Researchers also have to nail down what defines high risk. For heart attacks, the most powerful risk factor is age, and there’s nothing we can do about that, says Dan Roden, senior vice president for personalized medicine at Vanderbilt University Medical Center. “The biggest criticism is that we don’t know how much information [the scores] add and in what clinical situations they are likely to be especially useful or especially unhelpful,” adds Roden.
Researchers still need to determine whether risk scores for coronary disease add predictive value to the usual culprits, such as smoking, high blood pressure and diabetes; whether the scores can be used to select which patients should or shouldn’t get new expensive medicines; and who should undergo increased surveillance for cancer or heart disease and at what ages. “That is all a very rapidly unfolding story,” says Roden.
Another challenge will be developing polygenic scores that don’t increase health care disparities. Current biobanks are overwhelmingly white; predictive power drops off for blacks, Hispanics and Asians, says Kathiresan.
Diseases like cystic fibrosis are caused by a variation in a single gene (top). For a condition like coronary artery disease, multiple variations of multiple genes are at play (bottom). Here, each V is a gene variant. Red Vs are associated with the disease. (Credit: Darryl Lejah/National Human Genome Research Institute/NIH)
A Genetic Report Card?
In the near future, it will be possible to turn one blood test into a health report card for most complex diseases. It will be an opportunity, says Kathiresan, to tell someone early in life about their future disease risk for many conditions.
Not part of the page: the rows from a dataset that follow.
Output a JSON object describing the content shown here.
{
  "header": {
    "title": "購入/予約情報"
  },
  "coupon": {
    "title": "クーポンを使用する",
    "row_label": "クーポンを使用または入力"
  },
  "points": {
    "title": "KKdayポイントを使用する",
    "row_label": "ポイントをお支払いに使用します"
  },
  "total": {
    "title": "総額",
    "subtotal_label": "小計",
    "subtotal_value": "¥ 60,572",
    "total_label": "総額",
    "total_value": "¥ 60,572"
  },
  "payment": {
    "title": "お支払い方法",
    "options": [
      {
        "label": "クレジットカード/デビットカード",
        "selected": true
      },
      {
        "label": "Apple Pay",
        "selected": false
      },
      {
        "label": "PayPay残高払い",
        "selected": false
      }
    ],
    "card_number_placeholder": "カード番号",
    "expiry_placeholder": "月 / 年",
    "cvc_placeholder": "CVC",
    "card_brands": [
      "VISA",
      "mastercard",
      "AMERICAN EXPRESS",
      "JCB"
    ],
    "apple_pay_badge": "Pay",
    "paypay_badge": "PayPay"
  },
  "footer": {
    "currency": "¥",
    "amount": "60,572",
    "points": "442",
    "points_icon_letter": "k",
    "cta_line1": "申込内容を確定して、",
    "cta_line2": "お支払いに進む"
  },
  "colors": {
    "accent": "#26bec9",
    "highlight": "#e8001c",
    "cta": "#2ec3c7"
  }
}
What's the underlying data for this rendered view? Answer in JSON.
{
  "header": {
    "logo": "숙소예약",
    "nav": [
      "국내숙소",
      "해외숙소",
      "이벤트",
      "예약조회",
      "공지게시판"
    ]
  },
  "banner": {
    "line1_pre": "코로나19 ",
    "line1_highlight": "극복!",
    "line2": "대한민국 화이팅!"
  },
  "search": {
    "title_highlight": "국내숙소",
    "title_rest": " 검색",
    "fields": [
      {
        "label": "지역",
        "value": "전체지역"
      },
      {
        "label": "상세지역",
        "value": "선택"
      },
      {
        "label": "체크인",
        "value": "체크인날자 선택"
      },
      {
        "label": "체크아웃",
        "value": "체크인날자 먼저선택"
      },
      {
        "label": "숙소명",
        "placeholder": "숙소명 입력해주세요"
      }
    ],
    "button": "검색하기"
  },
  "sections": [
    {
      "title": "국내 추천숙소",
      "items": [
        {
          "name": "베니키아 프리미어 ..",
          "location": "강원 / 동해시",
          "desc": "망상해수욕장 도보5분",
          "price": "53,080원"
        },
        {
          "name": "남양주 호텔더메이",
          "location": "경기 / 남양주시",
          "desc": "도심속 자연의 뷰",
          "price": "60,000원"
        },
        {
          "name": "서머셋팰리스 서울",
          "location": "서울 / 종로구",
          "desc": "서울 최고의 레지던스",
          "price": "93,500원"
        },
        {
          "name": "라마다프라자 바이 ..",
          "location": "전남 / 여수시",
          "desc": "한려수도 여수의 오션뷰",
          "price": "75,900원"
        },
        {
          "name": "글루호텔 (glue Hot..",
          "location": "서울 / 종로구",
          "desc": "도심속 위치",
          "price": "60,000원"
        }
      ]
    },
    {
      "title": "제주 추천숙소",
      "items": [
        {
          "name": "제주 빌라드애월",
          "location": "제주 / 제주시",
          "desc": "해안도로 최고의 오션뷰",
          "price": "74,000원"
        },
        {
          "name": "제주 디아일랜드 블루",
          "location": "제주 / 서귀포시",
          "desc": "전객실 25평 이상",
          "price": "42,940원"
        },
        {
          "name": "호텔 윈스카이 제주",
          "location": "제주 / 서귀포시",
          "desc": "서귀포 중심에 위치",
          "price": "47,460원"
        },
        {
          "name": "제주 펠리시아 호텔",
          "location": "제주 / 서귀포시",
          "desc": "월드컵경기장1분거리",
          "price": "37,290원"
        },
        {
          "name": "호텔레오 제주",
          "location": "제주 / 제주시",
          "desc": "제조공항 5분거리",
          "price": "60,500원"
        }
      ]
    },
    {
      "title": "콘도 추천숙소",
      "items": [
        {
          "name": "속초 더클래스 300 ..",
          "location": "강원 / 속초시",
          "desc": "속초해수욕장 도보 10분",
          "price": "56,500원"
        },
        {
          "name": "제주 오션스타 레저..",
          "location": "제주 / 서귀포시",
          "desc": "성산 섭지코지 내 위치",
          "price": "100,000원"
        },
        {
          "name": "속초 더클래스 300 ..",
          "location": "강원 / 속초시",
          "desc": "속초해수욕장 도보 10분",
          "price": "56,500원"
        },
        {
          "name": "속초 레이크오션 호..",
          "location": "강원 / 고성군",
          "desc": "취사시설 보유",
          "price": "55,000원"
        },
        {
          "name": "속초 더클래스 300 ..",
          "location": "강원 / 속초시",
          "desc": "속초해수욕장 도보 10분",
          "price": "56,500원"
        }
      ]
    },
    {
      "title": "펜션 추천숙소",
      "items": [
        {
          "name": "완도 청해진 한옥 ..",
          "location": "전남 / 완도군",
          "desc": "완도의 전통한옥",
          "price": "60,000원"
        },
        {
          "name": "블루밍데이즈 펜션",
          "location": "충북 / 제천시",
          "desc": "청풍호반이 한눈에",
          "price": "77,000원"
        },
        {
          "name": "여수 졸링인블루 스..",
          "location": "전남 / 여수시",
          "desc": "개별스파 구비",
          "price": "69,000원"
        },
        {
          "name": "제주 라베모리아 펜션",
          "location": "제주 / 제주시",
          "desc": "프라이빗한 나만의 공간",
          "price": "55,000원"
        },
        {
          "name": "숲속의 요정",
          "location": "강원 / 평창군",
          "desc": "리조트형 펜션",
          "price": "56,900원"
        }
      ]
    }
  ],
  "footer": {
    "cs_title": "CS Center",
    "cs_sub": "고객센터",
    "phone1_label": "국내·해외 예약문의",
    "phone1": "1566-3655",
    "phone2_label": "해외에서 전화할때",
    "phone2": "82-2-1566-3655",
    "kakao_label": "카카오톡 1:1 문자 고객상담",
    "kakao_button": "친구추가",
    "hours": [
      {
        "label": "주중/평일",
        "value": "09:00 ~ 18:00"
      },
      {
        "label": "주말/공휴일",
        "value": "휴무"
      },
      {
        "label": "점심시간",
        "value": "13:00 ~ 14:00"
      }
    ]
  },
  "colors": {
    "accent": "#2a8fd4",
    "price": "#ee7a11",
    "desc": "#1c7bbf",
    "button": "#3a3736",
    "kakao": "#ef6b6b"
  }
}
Here’s one conundrum: Healthy 25-year-olds are already at a low risk for a heart attack, and someone that young may not want to take preventive action. Delivering this message to those over age 45 may not add enough clinical information to warrant testing. “If you’re lucky, you could find one person or two people who might listen and who might get this information at an early enough age to actually change the way they conduct their lives, and that’s where we are,” says Roden.
For the risk scores to have an impact, doctors will need an effective enough way to communicate results and spark preventive measures, including changes in lifestyle. Health communication scientists, says Amy Sturm, former president of the National Society of Genetic Counselors, should first test and revise messages that will then spur people to change their behavior. “Every doctor probably has a patient who died of a heart attack, and they didn’t have ‘traditional risk factors,’ ” she says. “This could be a useful tool to help avoid that horrible situation.